### EXERCISE DETAILS
The required output is a copy of each line in the material below that includes "Simple".

### DATA PROVIDED
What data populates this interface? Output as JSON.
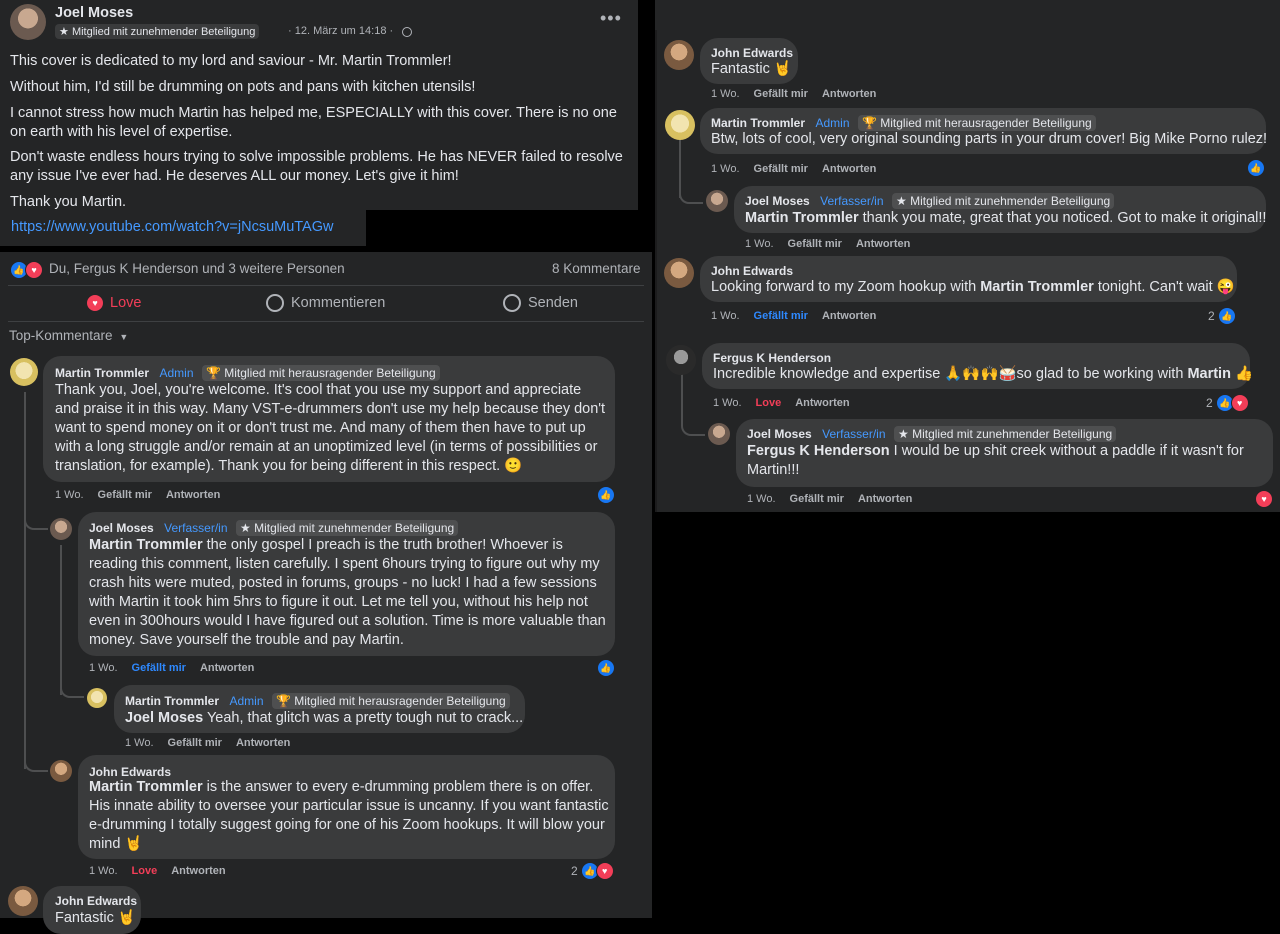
{
  "post": {
    "author": "Joel Moses",
    "badge": "Mitglied mit zunehmender Beteiligung",
    "date": "· 12. März um 14:18 ·",
    "privacy_icon": "globe-icon",
    "paragraphs": [
      "This cover is dedicated to my lord and saviour - Mr. Martin Trommler!",
      "Without him, I'd still be drumming on pots and pans with kitchen utensils!",
      "I cannot stress how much Martin has helped me, ESPECIALLY with this cover. There is no one on earth with his level of expertise.",
      "Don't waste endless hours trying to solve impossible problems. He has NEVER failed to resolve any issue I've ever had. He deserves ALL our money. Let's give it him!",
      "Thank you Martin."
    ],
    "link": "https://www.youtube.com/watch?v=jNcsuMuTAGw",
    "reactions_text": "Du, Fergus K Henderson und 3 weitere Personen",
    "comments_count": "8 Kommentare",
    "actions": {
      "love": "Love",
      "comment": "Kommentieren",
      "send": "Senden"
    },
    "sort_label": "Top-Kommentare"
  },
  "colors": {
    "panel": "#242526",
    "bubble": "#3a3b3c",
    "accent": "#2e89ff",
    "love": "#f33e58"
  },
  "labels": {
    "week": "1 Wo.",
    "like": "Gefällt mir",
    "reply": "Antworten",
    "love": "Love",
    "admin": "Admin",
    "author_role": "Verfasser/in",
    "badge_top": "Mitglied mit herausragender Beteiligung",
    "badge_mid": "Mitglied mit zunehmender Beteiligung"
  },
  "left_comments": {
    "c1": {
      "name": "Martin Trommler",
      "text": "Thank you, Joel, you're welcome. It's cool that you use my support and appreciate and praise it in this way. Many VST-e-drummers don't use my help because they don't want to spend money on it or don't trust me. And many of them then have to put up with a long struggle and/or remain at an unoptimized level (in terms of possibilities or translation, for example). Thank you for being different in this respect. 🙂"
    },
    "c2": {
      "name": "Joel Moses",
      "mention": "Martin Trommler",
      "text": " the only gospel I preach is the truth brother! Whoever is reading this comment, listen carefully. I spent 6hours trying to figure out why my crash hits were muted, posted in forums, groups - no luck! I had a few sessions with Martin it took him 5hrs to figure it out. Let me tell you, without his help not even in 300hours would I have figured out a solution. Time is more valuable than money. Save yourself the trouble and pay Martin."
    },
    "c3": {
      "name": "Martin Trommler",
      "mention": "Joel Moses",
      "text": " Yeah, that glitch was a pretty tough nut to crack..."
    },
    "c4": {
      "name": "John Edwards",
      "mention": "Martin Trommler",
      "text": " is the answer to every e-drumming problem there is on offer. His innate ability to oversee your particular issue is uncanny. If you want fantastic e-drumming I totally suggest going for one of his Zoom hookups. It will blow your mind 🤘",
      "react_count": "2"
    },
    "c5": {
      "name": "John Edwards",
      "text": "Fantastic 🤘"
    }
  },
  "right_comments": {
    "r1": {
      "name": "John Edwards",
      "text": "Fantastic 🤘"
    },
    "r2": {
      "name": "Martin Trommler",
      "text": "Btw, lots of cool, very original sounding parts in your drum cover! Big Mike Porno rulez!"
    },
    "r3": {
      "name": "Joel Moses",
      "mention": "Martin Trommler",
      "text": " thank you mate, great that you noticed. Got to make it original!!"
    },
    "r4": {
      "name": "John Edwards",
      "text_a": "Looking forward to my Zoom hookup with ",
      "mention": "Martin Trommler",
      "text_b": " tonight. Can't wait 😜",
      "react_count": "2"
    },
    "r5": {
      "name": "Fergus K Henderson",
      "text_a": "Incredible knowledge and expertise 🙏🙌🙌🥁so glad to be working with ",
      "mention": "Martin",
      "text_b": " 👍",
      "react_count": "2"
    },
    "r6": {
      "name": "Joel Moses",
      "mention": "Fergus K Henderson",
      "text": " I would be up shit creek without a paddle if it wasn't for Martin!!!"
    }
  }
}
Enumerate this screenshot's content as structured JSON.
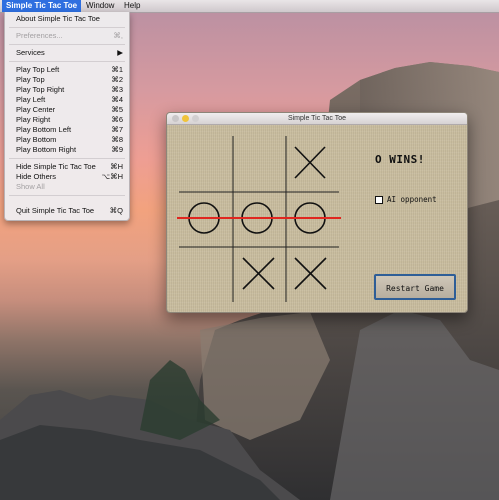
{
  "menubar": {
    "app_name": "Simple Tic Tac Toe",
    "items": [
      "Window",
      "Help"
    ]
  },
  "app_menu": {
    "items": [
      {
        "label": "About Simple Tic Tac Toe",
        "shortcut": "",
        "enabled": true
      },
      {
        "label": "Preferences...",
        "shortcut": "⌘,",
        "enabled": false
      },
      {
        "label": "Services",
        "shortcut": "▶",
        "enabled": true
      },
      {
        "label": "Play Top Left",
        "shortcut": "⌘1",
        "enabled": true
      },
      {
        "label": "Play Top",
        "shortcut": "⌘2",
        "enabled": true
      },
      {
        "label": "Play Top Right",
        "shortcut": "⌘3",
        "enabled": true
      },
      {
        "label": "Play Left",
        "shortcut": "⌘4",
        "enabled": true
      },
      {
        "label": "Play Center",
        "shortcut": "⌘5",
        "enabled": true
      },
      {
        "label": "Play Right",
        "shortcut": "⌘6",
        "enabled": true
      },
      {
        "label": "Play Bottom Left",
        "shortcut": "⌘7",
        "enabled": true
      },
      {
        "label": "Play Bottom",
        "shortcut": "⌘8",
        "enabled": true
      },
      {
        "label": "Play Bottom Right",
        "shortcut": "⌘9",
        "enabled": true
      },
      {
        "label": "Hide Simple Tic Tac Toe",
        "shortcut": "⌘H",
        "enabled": true
      },
      {
        "label": "Hide Others",
        "shortcut": "⌥⌘H",
        "enabled": true
      },
      {
        "label": "Show All",
        "shortcut": "",
        "enabled": false
      },
      {
        "label": "Quit Simple Tic Tac Toe",
        "shortcut": "⌘Q",
        "enabled": true
      }
    ]
  },
  "window": {
    "title": "Simple Tic Tac Toe",
    "status": "O WINS!",
    "ai_opponent_label": "AI opponent",
    "ai_opponent_checked": false,
    "restart_label": "Restart Game",
    "board": [
      [
        "",
        "",
        "X"
      ],
      [
        "O",
        "O",
        "O"
      ],
      [
        "",
        "X",
        "X"
      ]
    ],
    "winning_line": "middle-row",
    "winning_line_color": "#e0261f"
  }
}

### TASK ANSWER
    "app_name": "Simple Tic Tac Toe",
        "label": "About Simple Tic Tac Toe",
        "label": "Hide Simple Tic Tac Toe",
        "label": "Quit Simple Tic Tac Toe",
    "title": "Simple Tic Tac Toe",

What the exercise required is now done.